Send your submissions (or questions) to:  signalwatch at gmail dot com

Looking forward to your responses!  You guys always do such an awesome job when we have a group participation event.  So let's get scary and see what we can cook up for Halloween!

Tuesday Non-Post (comics, Prohibition, contest)

Man, I'm sorry.

I just didn't get around to any posting for Monday or today.

Truth be told, I'm a little worse for wear from all the reviews and I'm gearing up for the next round of Month 1 DC New reviews, which I very much want to do.

This evening I watched the DVR'd first episode of the Prohibition documentary on PBS while inventorying comics I plan to dispose of.  (a) This accounting for every comic is time consuming, even when they're in the database, and (b) the Prohibition documentary is a fascinating look not just at the cultural forces of 100 years ago, but at the utopian vision of the management of vice via legislation we grapple with daily today.


But mostly, I've just been a bit busy.

We'll be back with the usual malarkey as soon as possible.

We'll also be getting this year's Halloween Signal Corps participation event underway this week, so start thinking spooky thoughts.

if Veronica Lake can think up spooky thoughts, so can you

Monday, October 3, 2011

Faux-Post - an index of reviews of the DC's New 52

I sort of failed at getting a post up for a Monday morning, and that's on me.

Here's a quick index of reviews by myself and our guests over the past few weeks.

If you think I'm missing a post, I'm not.  I'm afraid the naming conventions are a bit hinky as I included Super-titles in my count.  Example, Week 3 I reviewed Supergirl first.  My apologies.  It made sense at the time, sort of.

Superman Titles:

Long-Form Reviews of DCU Books:

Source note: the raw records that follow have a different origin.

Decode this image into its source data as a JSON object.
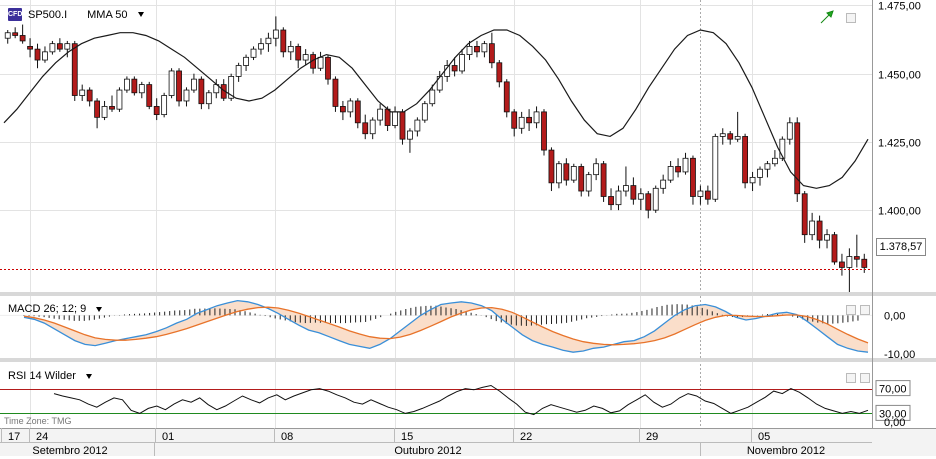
{
  "chart_data": {
    "type": "candlestick",
    "price_panel": {
      "symbol": "SP500.I",
      "symbol_icon": "CFD",
      "indicator_label": "MMA 50",
      "y_ticks": [
        "1.475,00",
        "1.450,00",
        "1.425,00",
        "1.400,00"
      ],
      "ylim": [
        1370,
        1477
      ],
      "last_price": 1378.57,
      "last_price_label": "1.378,57",
      "candles": [
        {
          "o": 1463,
          "h": 1466,
          "l": 1461,
          "c": 1465
        },
        {
          "o": 1465,
          "h": 1467,
          "l": 1463,
          "c": 1464
        },
        {
          "o": 1464,
          "h": 1468,
          "l": 1461,
          "c": 1462
        },
        {
          "o": 1460,
          "h": 1463,
          "l": 1456,
          "c": 1459
        },
        {
          "o": 1459,
          "h": 1461,
          "l": 1452,
          "c": 1455
        },
        {
          "o": 1455,
          "h": 1460,
          "l": 1454,
          "c": 1458
        },
        {
          "o": 1458,
          "h": 1462,
          "l": 1457,
          "c": 1461
        },
        {
          "o": 1461,
          "h": 1463,
          "l": 1458,
          "c": 1459
        },
        {
          "o": 1459,
          "h": 1462,
          "l": 1456,
          "c": 1461
        },
        {
          "o": 1461,
          "h": 1462,
          "l": 1440,
          "c": 1442
        },
        {
          "o": 1442,
          "h": 1446,
          "l": 1440,
          "c": 1444
        },
        {
          "o": 1444,
          "h": 1445,
          "l": 1438,
          "c": 1440
        },
        {
          "o": 1440,
          "h": 1441,
          "l": 1430,
          "c": 1434
        },
        {
          "o": 1434,
          "h": 1440,
          "l": 1433,
          "c": 1438
        },
        {
          "o": 1438,
          "h": 1442,
          "l": 1436,
          "c": 1437
        },
        {
          "o": 1437,
          "h": 1445,
          "l": 1436,
          "c": 1444
        },
        {
          "o": 1444,
          "h": 1449,
          "l": 1443,
          "c": 1448
        },
        {
          "o": 1448,
          "h": 1449,
          "l": 1442,
          "c": 1443
        },
        {
          "o": 1443,
          "h": 1447,
          "l": 1441,
          "c": 1446
        },
        {
          "o": 1446,
          "h": 1447,
          "l": 1437,
          "c": 1438
        },
        {
          "o": 1438,
          "h": 1441,
          "l": 1433,
          "c": 1435
        },
        {
          "o": 1435,
          "h": 1443,
          "l": 1434,
          "c": 1442
        },
        {
          "o": 1442,
          "h": 1452,
          "l": 1441,
          "c": 1451
        },
        {
          "o": 1451,
          "h": 1452,
          "l": 1438,
          "c": 1440
        },
        {
          "o": 1440,
          "h": 1445,
          "l": 1438,
          "c": 1444
        },
        {
          "o": 1444,
          "h": 1450,
          "l": 1443,
          "c": 1448
        },
        {
          "o": 1448,
          "h": 1449,
          "l": 1437,
          "c": 1439
        },
        {
          "o": 1439,
          "h": 1444,
          "l": 1437,
          "c": 1443
        },
        {
          "o": 1443,
          "h": 1448,
          "l": 1441,
          "c": 1446
        },
        {
          "o": 1446,
          "h": 1448,
          "l": 1440,
          "c": 1441
        },
        {
          "o": 1441,
          "h": 1450,
          "l": 1440,
          "c": 1449
        },
        {
          "o": 1449,
          "h": 1454,
          "l": 1447,
          "c": 1453
        },
        {
          "o": 1453,
          "h": 1457,
          "l": 1451,
          "c": 1456
        },
        {
          "o": 1456,
          "h": 1460,
          "l": 1455,
          "c": 1459
        },
        {
          "o": 1459,
          "h": 1463,
          "l": 1457,
          "c": 1461
        },
        {
          "o": 1461,
          "h": 1465,
          "l": 1458,
          "c": 1463
        },
        {
          "o": 1463,
          "h": 1471,
          "l": 1460,
          "c": 1466
        },
        {
          "o": 1466,
          "h": 1467,
          "l": 1456,
          "c": 1458
        },
        {
          "o": 1458,
          "h": 1462,
          "l": 1455,
          "c": 1460
        },
        {
          "o": 1460,
          "h": 1461,
          "l": 1452,
          "c": 1455
        },
        {
          "o": 1455,
          "h": 1459,
          "l": 1453,
          "c": 1457
        },
        {
          "o": 1457,
          "h": 1458,
          "l": 1450,
          "c": 1452
        },
        {
          "o": 1452,
          "h": 1458,
          "l": 1451,
          "c": 1456
        },
        {
          "o": 1456,
          "h": 1457,
          "l": 1446,
          "c": 1448
        },
        {
          "o": 1448,
          "h": 1449,
          "l": 1436,
          "c": 1438
        },
        {
          "o": 1438,
          "h": 1440,
          "l": 1433,
          "c": 1436
        },
        {
          "o": 1436,
          "h": 1441,
          "l": 1434,
          "c": 1440
        },
        {
          "o": 1440,
          "h": 1441,
          "l": 1430,
          "c": 1432
        },
        {
          "o": 1432,
          "h": 1435,
          "l": 1426,
          "c": 1428
        },
        {
          "o": 1428,
          "h": 1434,
          "l": 1426,
          "c": 1433
        },
        {
          "o": 1433,
          "h": 1439,
          "l": 1431,
          "c": 1437
        },
        {
          "o": 1437,
          "h": 1438,
          "l": 1429,
          "c": 1431
        },
        {
          "o": 1431,
          "h": 1438,
          "l": 1430,
          "c": 1436
        },
        {
          "o": 1436,
          "h": 1437,
          "l": 1424,
          "c": 1426
        },
        {
          "o": 1426,
          "h": 1430,
          "l": 1421,
          "c": 1429
        },
        {
          "o": 1429,
          "h": 1434,
          "l": 1427,
          "c": 1433
        },
        {
          "o": 1433,
          "h": 1440,
          "l": 1432,
          "c": 1439
        },
        {
          "o": 1439,
          "h": 1446,
          "l": 1438,
          "c": 1444
        },
        {
          "o": 1444,
          "h": 1451,
          "l": 1443,
          "c": 1449
        },
        {
          "o": 1449,
          "h": 1455,
          "l": 1447,
          "c": 1453
        },
        {
          "o": 1453,
          "h": 1456,
          "l": 1449,
          "c": 1451
        },
        {
          "o": 1451,
          "h": 1459,
          "l": 1450,
          "c": 1457
        },
        {
          "o": 1457,
          "h": 1462,
          "l": 1455,
          "c": 1460
        },
        {
          "o": 1460,
          "h": 1462,
          "l": 1456,
          "c": 1458
        },
        {
          "o": 1458,
          "h": 1462,
          "l": 1456,
          "c": 1461
        },
        {
          "o": 1461,
          "h": 1465,
          "l": 1452,
          "c": 1454
        },
        {
          "o": 1454,
          "h": 1455,
          "l": 1445,
          "c": 1447
        },
        {
          "o": 1447,
          "h": 1448,
          "l": 1434,
          "c": 1436
        },
        {
          "o": 1436,
          "h": 1437,
          "l": 1427,
          "c": 1430
        },
        {
          "o": 1430,
          "h": 1436,
          "l": 1428,
          "c": 1434
        },
        {
          "o": 1434,
          "h": 1437,
          "l": 1429,
          "c": 1432
        },
        {
          "o": 1432,
          "h": 1438,
          "l": 1430,
          "c": 1436
        },
        {
          "o": 1436,
          "h": 1437,
          "l": 1420,
          "c": 1422
        },
        {
          "o": 1422,
          "h": 1423,
          "l": 1407,
          "c": 1410
        },
        {
          "o": 1410,
          "h": 1418,
          "l": 1408,
          "c": 1417
        },
        {
          "o": 1417,
          "h": 1419,
          "l": 1409,
          "c": 1411
        },
        {
          "o": 1411,
          "h": 1417,
          "l": 1410,
          "c": 1416
        },
        {
          "o": 1416,
          "h": 1417,
          "l": 1405,
          "c": 1407
        },
        {
          "o": 1407,
          "h": 1414,
          "l": 1405,
          "c": 1413
        },
        {
          "o": 1413,
          "h": 1419,
          "l": 1411,
          "c": 1417
        },
        {
          "o": 1417,
          "h": 1418,
          "l": 1403,
          "c": 1405
        },
        {
          "o": 1405,
          "h": 1408,
          "l": 1400,
          "c": 1402
        },
        {
          "o": 1402,
          "h": 1409,
          "l": 1400,
          "c": 1407
        },
        {
          "o": 1407,
          "h": 1416,
          "l": 1405,
          "c": 1409
        },
        {
          "o": 1409,
          "h": 1412,
          "l": 1402,
          "c": 1404
        },
        {
          "o": 1404,
          "h": 1408,
          "l": 1400,
          "c": 1406
        },
        {
          "o": 1406,
          "h": 1407,
          "l": 1397,
          "c": 1400
        },
        {
          "o": 1400,
          "h": 1409,
          "l": 1399,
          "c": 1408
        },
        {
          "o": 1408,
          "h": 1413,
          "l": 1406,
          "c": 1411
        },
        {
          "o": 1411,
          "h": 1418,
          "l": 1410,
          "c": 1416
        },
        {
          "o": 1416,
          "h": 1419,
          "l": 1412,
          "c": 1414
        },
        {
          "o": 1414,
          "h": 1421,
          "l": 1413,
          "c": 1419
        },
        {
          "o": 1419,
          "h": 1420,
          "l": 1402,
          "c": 1405
        },
        {
          "o": 1405,
          "h": 1409,
          "l": 1402,
          "c": 1407
        },
        {
          "o": 1407,
          "h": 1409,
          "l": 1402,
          "c": 1404
        },
        {
          "o": 1404,
          "h": 1428,
          "l": 1403,
          "c": 1427
        },
        {
          "o": 1427,
          "h": 1430,
          "l": 1424,
          "c": 1428
        },
        {
          "o": 1428,
          "h": 1429,
          "l": 1424,
          "c": 1426
        },
        {
          "o": 1426,
          "h": 1436,
          "l": 1425,
          "c": 1427
        },
        {
          "o": 1427,
          "h": 1428,
          "l": 1408,
          "c": 1410
        },
        {
          "o": 1410,
          "h": 1414,
          "l": 1407,
          "c": 1412
        },
        {
          "o": 1412,
          "h": 1416,
          "l": 1409,
          "c": 1415
        },
        {
          "o": 1415,
          "h": 1418,
          "l": 1412,
          "c": 1417
        },
        {
          "o": 1417,
          "h": 1422,
          "l": 1416,
          "c": 1419
        },
        {
          "o": 1419,
          "h": 1427,
          "l": 1418,
          "c": 1426
        },
        {
          "o": 1426,
          "h": 1434,
          "l": 1424,
          "c": 1432
        },
        {
          "o": 1432,
          "h": 1434,
          "l": 1403,
          "c": 1406
        },
        {
          "o": 1406,
          "h": 1407,
          "l": 1388,
          "c": 1391
        },
        {
          "o": 1391,
          "h": 1399,
          "l": 1389,
          "c": 1396
        },
        {
          "o": 1396,
          "h": 1398,
          "l": 1386,
          "c": 1389
        },
        {
          "o": 1389,
          "h": 1393,
          "l": 1386,
          "c": 1391
        },
        {
          "o": 1391,
          "h": 1392,
          "l": 1380,
          "c": 1381
        },
        {
          "o": 1381,
          "h": 1384,
          "l": 1376,
          "c": 1379
        },
        {
          "o": 1379,
          "h": 1386,
          "l": 1370,
          "c": 1383
        },
        {
          "o": 1383,
          "h": 1391,
          "l": 1379,
          "c": 1382
        },
        {
          "o": 1382,
          "h": 1384,
          "l": 1377,
          "c": 1379
        }
      ],
      "ma50": [
        1432,
        1437,
        1443,
        1449,
        1454,
        1458,
        1461,
        1463,
        1464,
        1465,
        1465,
        1464,
        1462,
        1459,
        1456,
        1452,
        1448,
        1444,
        1441,
        1440,
        1441,
        1444,
        1448,
        1452,
        1455,
        1457,
        1456,
        1452,
        1446,
        1440,
        1436,
        1436,
        1439,
        1444,
        1450,
        1456,
        1461,
        1464,
        1466,
        1466,
        1464,
        1460,
        1455,
        1448,
        1440,
        1433,
        1428,
        1427,
        1430,
        1437,
        1445,
        1452,
        1459,
        1464,
        1466,
        1465,
        1461,
        1454,
        1445,
        1434,
        1423,
        1414,
        1409,
        1408,
        1409,
        1412,
        1418,
        1426
      ]
    },
    "macd_panel": {
      "label": "MACD 26; 12; 9",
      "y_ticks": [
        "0,00",
        "-10,00"
      ],
      "ylim": [
        -11,
        5
      ],
      "macd": [
        -0.5,
        -1,
        -2,
        -3.5,
        -5,
        -6.5,
        -7.5,
        -7.8,
        -7.2,
        -6.5,
        -6,
        -5.5,
        -5,
        -4.2,
        -3.2,
        -2,
        -1,
        0.5,
        1.5,
        2.5,
        3.2,
        3.8,
        3.5,
        2.8,
        1.8,
        0.5,
        -1,
        -2.5,
        -3.8,
        -4.5,
        -5.5,
        -6.5,
        -7.5,
        -8,
        -8.5,
        -7.5,
        -6,
        -4,
        -2,
        0,
        1.5,
        2.8,
        3.2,
        3.5,
        3.2,
        2.5,
        1.2,
        -1,
        -3,
        -5,
        -6.5,
        -7.5,
        -8.2,
        -9,
        -9.5,
        -9.2,
        -8.5,
        -8.2,
        -7.5,
        -6.8,
        -6.5,
        -5.5,
        -4,
        -2,
        0,
        1.5,
        2.5,
        2.8,
        2.2,
        1,
        -0.5,
        -1.2,
        -0.8,
        -0.2,
        0.5,
        0.8,
        0.2,
        -1.5,
        -3.5,
        -5.5,
        -7.5,
        -8.5,
        -9.2,
        -9.5
      ],
      "signal": [
        -0.2,
        -0.6,
        -1.2,
        -2,
        -3,
        -4,
        -5,
        -5.8,
        -6.2,
        -6.4,
        -6.4,
        -6.2,
        -5.9,
        -5.5,
        -4.9,
        -4.2,
        -3.4,
        -2.5,
        -1.6,
        -0.7,
        0.2,
        1,
        1.6,
        2,
        2.1,
        1.9,
        1.3,
        0.6,
        -0.3,
        -1.2,
        -2.1,
        -3,
        -4,
        -4.8,
        -5.5,
        -5.9,
        -6,
        -5.6,
        -4.9,
        -3.9,
        -2.8,
        -1.6,
        -0.4,
        0.6,
        1.4,
        1.9,
        2,
        1.6,
        0.8,
        -0.4,
        -1.7,
        -3,
        -4.2,
        -5.2,
        -6.1,
        -6.8,
        -7.2,
        -7.5,
        -7.6,
        -7.5,
        -7.3,
        -7,
        -6.5,
        -5.8,
        -4.8,
        -3.6,
        -2.4,
        -1.3,
        -0.5,
        0,
        0,
        -0.2,
        -0.3,
        -0.3,
        -0.1,
        0.1,
        0.1,
        -0.3,
        -1.1,
        -2.2,
        -3.6,
        -4.9,
        -6.1,
        -7.1
      ]
    },
    "rsi_panel": {
      "label": "RSI 14 Wilder",
      "y_ticks": [
        "70,00",
        "30,00",
        "0,00"
      ],
      "ylim": [
        0,
        100
      ],
      "upper_level": 70,
      "lower_level": 30,
      "values": [
        62,
        58,
        55,
        52,
        45,
        40,
        48,
        55,
        52,
        35,
        30,
        38,
        42,
        36,
        45,
        52,
        48,
        55,
        44,
        36,
        42,
        50,
        58,
        52,
        47,
        55,
        60,
        52,
        58,
        63,
        68,
        70,
        66,
        60,
        55,
        48,
        45,
        52,
        46,
        40,
        36,
        30,
        33,
        38,
        44,
        50,
        58,
        65,
        70,
        68,
        72,
        75,
        66,
        55,
        45,
        32,
        28,
        38,
        44,
        40,
        36,
        32,
        35,
        42,
        38,
        31,
        34,
        44,
        52,
        60,
        48,
        40,
        45,
        55,
        62,
        58,
        50,
        46,
        38,
        30,
        35,
        40,
        48,
        56,
        66,
        62,
        70,
        64,
        55,
        45,
        38,
        34,
        30,
        33,
        30,
        35
      ]
    },
    "x_axis": {
      "day_labels": [
        "17",
        "24",
        "01",
        "08",
        "15",
        "22",
        "29",
        "05"
      ],
      "month_labels": [
        "Setembro 2012",
        "Outubro 2012",
        "Novembro 2012"
      ]
    },
    "time_zone": "Time Zone: TMG"
  },
  "colors": {
    "bull": "#ffffff",
    "bear": "#b31b1b",
    "ma_line": "#1a1a1a",
    "macd_line": "#3a8fd8",
    "signal_line": "#e8732a",
    "macd_fill_pos": "#bfdcf7",
    "macd_fill_neg": "#f9d6bd",
    "rsi_upper": "#b31b1b",
    "rsi_lower": "#1f8a1f",
    "last_price_line": "#cc0000",
    "up_arrow": "#22aa22"
  },
  "icons": {
    "up_arrow": "trend-up-arrow-icon",
    "window": "window-restore-icon"
  }
}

Round-Up Reviews on DCU Books:

Guest Posts:

Sunday, October 2, 2011

DC Comics New 52, Week 4 - Part 2 (All Star Western, Teen Titans)

Whoops. Well, I thought I had purchased more of this week's offerings, but maybe 7 DC titles this week was plenty. So, only two more reviews and we're calling it a day on this first part of my reviews of the New 52, ie - the stuff I wanted to spend money on.

Next week we'll be circling back and looking at the stuff I didn't buy, either because I wasn't interested, or because I'd planned to "wait for the trade" (ex: Green Lantern and Batman books).

I will, between now and then, write a post regarding my general impressions of the relaunch, I think.

All Star Western #1 - written by Justin Gray and Jimmy Palmiotti, art by Moritat

Firstly, this is a poorly named book. Most DC readers consider Gotham to be located on the East Coast, and I frequently have heard that we're to consider its location in New Jersey. If New Jersey is the West, then I have absolutely no idea where I live. But its also sort of indicative of the half-baked approach taken to this book, and an eye-rolling pattern I've seen in reading Palmiotti & Gray's Hex work. They aren't students of History or even The History Channel, and, apparently, neither are their editors. They seem to basically know things like "nobody is going to have a cell phone" and "we probably shouldn't show many cars", but everything else seems more or less up for grabs.

A Reminder: It's Now October. Time to Get Spooky.